══ Exercise input
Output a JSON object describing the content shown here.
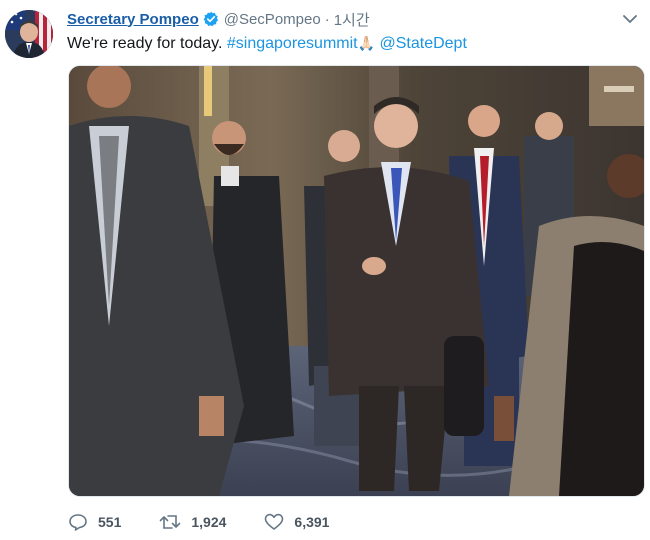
{
  "tweet": {
    "author": {
      "display_name": "Secretary Pompeo",
      "handle": "@SecPompeo",
      "separator": "·",
      "time": "1시간"
    },
    "text_parts": {
      "plain": "We're ready for today. ",
      "hashtag": "#singaporesummit",
      "emoji": "🙏🏻",
      "mention": "@StateDept"
    },
    "actions": {
      "replies": "551",
      "retweets": "1,924",
      "likes": "6,391"
    }
  },
  "icons": {
    "verified": "verified-badge-icon",
    "caret": "chevron-down-icon",
    "reply": "reply-icon",
    "retweet": "retweet-icon",
    "like": "heart-icon"
  },
  "colors": {
    "name_link": "#1b5ea8",
    "link": "#1b95e0",
    "muted": "#657786",
    "verified": "#1da1f2"
  }
}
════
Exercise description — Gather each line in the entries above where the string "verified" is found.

Reply to the exercise —
    "verified": "verified-badge-icon",
    "verified": "#1da1f2"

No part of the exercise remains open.